Open Access

Document Type


Degree Program

Neuroscience & Behavior

Degree Type

Master of Science (M.S.)

Year Degree Awarded


Month Degree Awarded



vibration, construction, primates, behavior

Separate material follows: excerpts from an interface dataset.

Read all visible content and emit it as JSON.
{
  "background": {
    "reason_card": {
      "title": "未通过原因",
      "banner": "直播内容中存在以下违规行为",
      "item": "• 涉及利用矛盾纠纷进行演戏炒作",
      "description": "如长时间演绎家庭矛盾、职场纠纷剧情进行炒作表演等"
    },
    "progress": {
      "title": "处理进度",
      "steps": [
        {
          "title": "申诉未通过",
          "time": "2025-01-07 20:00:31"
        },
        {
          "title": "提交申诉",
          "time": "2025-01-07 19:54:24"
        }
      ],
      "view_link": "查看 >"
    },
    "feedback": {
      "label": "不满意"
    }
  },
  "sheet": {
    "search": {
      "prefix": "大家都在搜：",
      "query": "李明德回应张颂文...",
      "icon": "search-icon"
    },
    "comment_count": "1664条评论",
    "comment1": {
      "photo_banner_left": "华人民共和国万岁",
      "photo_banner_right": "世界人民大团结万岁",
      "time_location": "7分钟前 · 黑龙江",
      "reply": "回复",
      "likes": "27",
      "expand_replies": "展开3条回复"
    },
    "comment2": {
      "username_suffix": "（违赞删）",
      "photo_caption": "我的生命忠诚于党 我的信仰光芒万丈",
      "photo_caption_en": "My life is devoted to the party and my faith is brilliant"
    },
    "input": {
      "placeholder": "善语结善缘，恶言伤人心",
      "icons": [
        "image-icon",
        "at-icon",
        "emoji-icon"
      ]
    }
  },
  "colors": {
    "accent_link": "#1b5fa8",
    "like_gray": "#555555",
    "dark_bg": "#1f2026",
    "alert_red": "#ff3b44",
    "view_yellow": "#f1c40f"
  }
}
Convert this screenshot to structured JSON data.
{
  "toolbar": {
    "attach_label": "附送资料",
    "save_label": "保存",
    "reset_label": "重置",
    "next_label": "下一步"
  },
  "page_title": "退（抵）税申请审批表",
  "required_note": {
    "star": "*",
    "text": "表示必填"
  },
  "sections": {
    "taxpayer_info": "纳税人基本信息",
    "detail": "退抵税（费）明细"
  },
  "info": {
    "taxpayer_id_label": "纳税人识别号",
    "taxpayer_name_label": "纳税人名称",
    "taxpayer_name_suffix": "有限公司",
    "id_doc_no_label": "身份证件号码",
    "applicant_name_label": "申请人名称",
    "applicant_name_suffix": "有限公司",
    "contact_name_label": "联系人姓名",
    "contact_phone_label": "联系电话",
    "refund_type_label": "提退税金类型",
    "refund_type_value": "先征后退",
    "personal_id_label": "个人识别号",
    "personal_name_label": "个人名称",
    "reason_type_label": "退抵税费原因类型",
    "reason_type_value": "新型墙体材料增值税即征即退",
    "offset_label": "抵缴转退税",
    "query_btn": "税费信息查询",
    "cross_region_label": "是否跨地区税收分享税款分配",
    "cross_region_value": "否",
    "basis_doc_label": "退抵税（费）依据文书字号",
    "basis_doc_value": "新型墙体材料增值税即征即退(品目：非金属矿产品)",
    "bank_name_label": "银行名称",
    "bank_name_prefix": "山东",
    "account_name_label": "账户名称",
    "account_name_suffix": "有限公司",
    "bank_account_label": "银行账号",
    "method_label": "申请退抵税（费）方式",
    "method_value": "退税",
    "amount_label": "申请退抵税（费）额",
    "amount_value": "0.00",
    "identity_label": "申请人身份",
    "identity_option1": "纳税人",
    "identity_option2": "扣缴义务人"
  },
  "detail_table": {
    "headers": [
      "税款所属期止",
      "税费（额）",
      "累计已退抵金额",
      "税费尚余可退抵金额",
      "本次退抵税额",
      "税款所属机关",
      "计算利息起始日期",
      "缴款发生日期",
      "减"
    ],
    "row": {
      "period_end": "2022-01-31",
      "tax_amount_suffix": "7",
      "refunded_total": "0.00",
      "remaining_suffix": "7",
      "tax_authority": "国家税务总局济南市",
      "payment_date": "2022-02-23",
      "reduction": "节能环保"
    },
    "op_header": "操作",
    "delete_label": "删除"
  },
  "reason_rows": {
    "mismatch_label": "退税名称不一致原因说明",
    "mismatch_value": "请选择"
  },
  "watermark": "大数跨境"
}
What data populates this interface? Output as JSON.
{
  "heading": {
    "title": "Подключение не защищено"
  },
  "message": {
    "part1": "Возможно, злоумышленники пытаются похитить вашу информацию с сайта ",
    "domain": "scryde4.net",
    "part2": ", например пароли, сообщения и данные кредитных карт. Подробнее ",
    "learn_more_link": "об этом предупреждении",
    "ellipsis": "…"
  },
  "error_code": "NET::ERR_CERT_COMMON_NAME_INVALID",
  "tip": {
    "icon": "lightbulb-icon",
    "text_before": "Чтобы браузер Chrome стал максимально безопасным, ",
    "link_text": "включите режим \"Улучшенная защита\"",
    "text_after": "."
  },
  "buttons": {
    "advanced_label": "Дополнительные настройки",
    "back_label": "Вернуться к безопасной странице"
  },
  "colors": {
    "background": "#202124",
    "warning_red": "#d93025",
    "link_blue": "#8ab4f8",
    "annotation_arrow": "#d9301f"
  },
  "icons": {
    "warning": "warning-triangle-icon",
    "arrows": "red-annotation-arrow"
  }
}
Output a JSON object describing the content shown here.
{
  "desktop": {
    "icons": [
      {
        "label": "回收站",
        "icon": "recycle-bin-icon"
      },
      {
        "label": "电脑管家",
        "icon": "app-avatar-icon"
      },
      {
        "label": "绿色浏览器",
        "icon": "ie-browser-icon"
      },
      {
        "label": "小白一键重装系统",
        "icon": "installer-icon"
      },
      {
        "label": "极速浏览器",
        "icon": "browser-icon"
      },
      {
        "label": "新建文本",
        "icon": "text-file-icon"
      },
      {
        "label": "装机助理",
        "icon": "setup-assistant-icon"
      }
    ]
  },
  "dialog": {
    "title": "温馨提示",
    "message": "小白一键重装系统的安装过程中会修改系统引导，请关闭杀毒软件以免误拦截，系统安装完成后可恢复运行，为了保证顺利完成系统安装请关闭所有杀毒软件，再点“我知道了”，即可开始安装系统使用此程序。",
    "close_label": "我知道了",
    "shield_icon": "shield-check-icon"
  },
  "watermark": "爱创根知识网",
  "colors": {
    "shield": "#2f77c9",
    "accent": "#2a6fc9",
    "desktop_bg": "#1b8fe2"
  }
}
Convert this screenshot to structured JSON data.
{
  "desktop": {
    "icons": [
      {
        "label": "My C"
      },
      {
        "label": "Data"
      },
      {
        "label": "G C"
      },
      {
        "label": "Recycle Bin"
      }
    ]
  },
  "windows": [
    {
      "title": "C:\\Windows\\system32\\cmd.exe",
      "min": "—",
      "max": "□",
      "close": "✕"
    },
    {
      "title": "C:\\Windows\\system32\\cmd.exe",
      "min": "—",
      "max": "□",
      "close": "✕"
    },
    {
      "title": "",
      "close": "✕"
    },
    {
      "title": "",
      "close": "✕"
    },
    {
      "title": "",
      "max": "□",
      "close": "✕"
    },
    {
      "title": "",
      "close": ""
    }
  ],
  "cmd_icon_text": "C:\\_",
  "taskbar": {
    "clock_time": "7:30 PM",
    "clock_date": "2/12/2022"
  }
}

Previous studies have revealed insight into the effects of noises and vibrations on rodents, livestock, and zoo animals, but there is little information about such effects on non-human primates. This study aimed to assess the impact of construction activity on the behavior of animals in a non-human primate (rhesus macaque) facility. Construction activity and modified frequency behavioral data were divided into three phases: baseline (~3 months prior to construction), roof (construction on top of the animal facility), and honors (construction of 7 new buildings adjacent to the facility). We hypothesized that anxiety behaviors (scratch and yawn) would be increased during the construction as opposed to baseline but that overall behavioral activity would be decreased. Additionally, we predicted that these effects would be most prominent during the roof construction period. However, subjects actually exhibited a significant decrease in scratching behavior from the baseline to the honors phase (p=0.040). The average number of behaviors performed in a 15-sec interval (behavioral change) significantly decreased (p=0.034) between the baseline and honors construction periods. This same decrease was seen in the average number of different species typical behaviors performed per observation period (behavioral range; p=0.004). Both effects occurred from the baseline to honors period (p=0.015). Closer inspection of the honors construction period revealed levels of scratching , behavioral change, and behavioral range had returned to baseline during Honors 3 and 4 (All p>0.05). These data suggest that adaptation may be possible when monkeys are exposed to prolonged construction.


First Advisor

Melinda A. Novak